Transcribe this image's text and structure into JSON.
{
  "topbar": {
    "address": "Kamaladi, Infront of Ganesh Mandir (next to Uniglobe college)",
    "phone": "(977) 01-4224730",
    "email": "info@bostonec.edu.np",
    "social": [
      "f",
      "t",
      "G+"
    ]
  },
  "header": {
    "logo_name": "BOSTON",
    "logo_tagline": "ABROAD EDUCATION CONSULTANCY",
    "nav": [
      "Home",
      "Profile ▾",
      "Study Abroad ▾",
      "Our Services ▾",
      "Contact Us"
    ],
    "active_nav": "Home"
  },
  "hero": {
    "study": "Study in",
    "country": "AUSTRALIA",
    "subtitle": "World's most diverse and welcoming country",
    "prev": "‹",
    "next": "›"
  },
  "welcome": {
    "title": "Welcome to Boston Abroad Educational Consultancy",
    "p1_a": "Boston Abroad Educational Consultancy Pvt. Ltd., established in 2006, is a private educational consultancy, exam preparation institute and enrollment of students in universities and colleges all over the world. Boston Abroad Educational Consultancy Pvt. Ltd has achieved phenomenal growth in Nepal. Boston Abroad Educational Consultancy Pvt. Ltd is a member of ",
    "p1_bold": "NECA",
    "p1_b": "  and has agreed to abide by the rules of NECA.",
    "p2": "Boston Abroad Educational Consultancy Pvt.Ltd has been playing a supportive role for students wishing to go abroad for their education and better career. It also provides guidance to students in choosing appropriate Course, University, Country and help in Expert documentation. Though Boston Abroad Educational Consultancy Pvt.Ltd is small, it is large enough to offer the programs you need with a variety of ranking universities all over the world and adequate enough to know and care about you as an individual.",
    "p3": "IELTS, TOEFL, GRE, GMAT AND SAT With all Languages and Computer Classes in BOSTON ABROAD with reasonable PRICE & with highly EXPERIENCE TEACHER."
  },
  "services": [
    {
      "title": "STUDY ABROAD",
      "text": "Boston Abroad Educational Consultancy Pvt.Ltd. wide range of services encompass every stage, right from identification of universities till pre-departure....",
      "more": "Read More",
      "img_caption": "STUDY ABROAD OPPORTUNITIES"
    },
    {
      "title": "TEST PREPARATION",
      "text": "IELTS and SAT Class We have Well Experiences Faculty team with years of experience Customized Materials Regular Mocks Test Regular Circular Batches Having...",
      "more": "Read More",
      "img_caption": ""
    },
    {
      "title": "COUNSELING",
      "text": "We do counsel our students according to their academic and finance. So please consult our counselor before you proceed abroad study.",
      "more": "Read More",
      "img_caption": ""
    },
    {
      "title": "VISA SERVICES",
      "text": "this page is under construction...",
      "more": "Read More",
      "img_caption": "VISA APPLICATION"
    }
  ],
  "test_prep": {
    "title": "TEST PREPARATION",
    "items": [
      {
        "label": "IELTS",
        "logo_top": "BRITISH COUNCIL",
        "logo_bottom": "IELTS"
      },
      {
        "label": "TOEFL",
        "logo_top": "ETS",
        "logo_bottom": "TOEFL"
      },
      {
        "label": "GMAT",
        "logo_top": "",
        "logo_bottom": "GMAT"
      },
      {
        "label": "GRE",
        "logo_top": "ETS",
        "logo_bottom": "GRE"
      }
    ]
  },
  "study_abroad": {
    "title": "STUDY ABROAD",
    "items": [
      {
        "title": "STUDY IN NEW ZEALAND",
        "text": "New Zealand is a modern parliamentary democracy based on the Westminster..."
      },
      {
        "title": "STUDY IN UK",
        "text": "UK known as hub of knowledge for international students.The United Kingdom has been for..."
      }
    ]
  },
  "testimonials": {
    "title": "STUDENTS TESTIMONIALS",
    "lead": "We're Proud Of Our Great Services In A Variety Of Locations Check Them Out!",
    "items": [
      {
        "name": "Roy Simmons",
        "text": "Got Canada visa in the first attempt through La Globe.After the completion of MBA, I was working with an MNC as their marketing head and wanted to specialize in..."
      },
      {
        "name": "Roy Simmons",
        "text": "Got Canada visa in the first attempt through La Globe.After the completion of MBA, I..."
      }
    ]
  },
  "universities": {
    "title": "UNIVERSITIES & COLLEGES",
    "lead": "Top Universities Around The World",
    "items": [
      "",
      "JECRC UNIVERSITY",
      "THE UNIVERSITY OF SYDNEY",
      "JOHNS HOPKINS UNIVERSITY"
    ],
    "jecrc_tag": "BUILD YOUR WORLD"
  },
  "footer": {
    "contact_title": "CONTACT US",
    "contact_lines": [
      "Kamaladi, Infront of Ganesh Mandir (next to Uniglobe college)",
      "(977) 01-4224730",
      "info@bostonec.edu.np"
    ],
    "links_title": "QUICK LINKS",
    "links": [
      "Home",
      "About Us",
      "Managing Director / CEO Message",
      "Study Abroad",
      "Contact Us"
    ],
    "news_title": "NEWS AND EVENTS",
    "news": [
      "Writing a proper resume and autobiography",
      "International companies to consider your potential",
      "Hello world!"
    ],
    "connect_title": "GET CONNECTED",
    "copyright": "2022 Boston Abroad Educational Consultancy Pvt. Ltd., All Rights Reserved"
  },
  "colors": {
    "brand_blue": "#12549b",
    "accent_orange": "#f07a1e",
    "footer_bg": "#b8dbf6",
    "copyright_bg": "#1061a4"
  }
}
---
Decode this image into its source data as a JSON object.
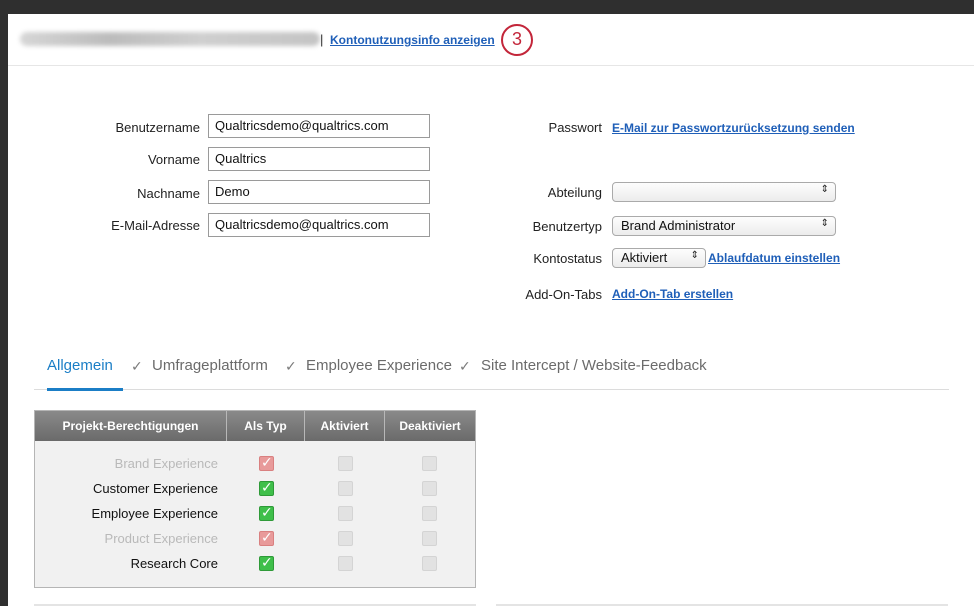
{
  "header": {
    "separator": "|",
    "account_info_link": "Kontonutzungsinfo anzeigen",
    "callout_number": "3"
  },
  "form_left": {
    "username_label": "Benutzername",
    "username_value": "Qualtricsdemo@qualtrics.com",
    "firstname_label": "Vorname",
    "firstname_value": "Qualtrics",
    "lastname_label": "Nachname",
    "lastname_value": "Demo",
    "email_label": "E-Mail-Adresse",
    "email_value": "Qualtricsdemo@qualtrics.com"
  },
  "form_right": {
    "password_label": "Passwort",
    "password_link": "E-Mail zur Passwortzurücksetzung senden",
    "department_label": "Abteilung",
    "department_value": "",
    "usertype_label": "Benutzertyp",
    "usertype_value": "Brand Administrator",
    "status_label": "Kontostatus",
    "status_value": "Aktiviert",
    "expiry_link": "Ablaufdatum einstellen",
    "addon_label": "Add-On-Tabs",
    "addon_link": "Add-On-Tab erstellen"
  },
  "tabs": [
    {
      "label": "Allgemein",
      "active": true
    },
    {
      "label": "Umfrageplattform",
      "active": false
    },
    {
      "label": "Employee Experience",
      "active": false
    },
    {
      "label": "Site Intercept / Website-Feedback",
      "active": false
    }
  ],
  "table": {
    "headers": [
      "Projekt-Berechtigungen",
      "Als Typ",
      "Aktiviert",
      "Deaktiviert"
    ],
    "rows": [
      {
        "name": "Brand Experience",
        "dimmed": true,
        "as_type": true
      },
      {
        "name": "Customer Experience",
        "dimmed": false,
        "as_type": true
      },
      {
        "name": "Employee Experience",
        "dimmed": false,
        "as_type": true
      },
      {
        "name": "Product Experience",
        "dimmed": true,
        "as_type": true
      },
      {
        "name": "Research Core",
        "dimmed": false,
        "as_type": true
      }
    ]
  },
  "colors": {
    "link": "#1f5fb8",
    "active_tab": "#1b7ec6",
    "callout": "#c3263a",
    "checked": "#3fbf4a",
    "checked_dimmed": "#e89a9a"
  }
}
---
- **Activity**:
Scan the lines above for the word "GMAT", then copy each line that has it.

- **Answer for the task**:
    "p3": "IELTS, TOEFL, GRE, GMAT AND SAT With all Languages and Computer Classes in BOSTON ABROAD with reasonable PRICE & with highly EXPERIENCE TEACHER."
        "label": "GMAT",
        "logo_bottom": "GMAT"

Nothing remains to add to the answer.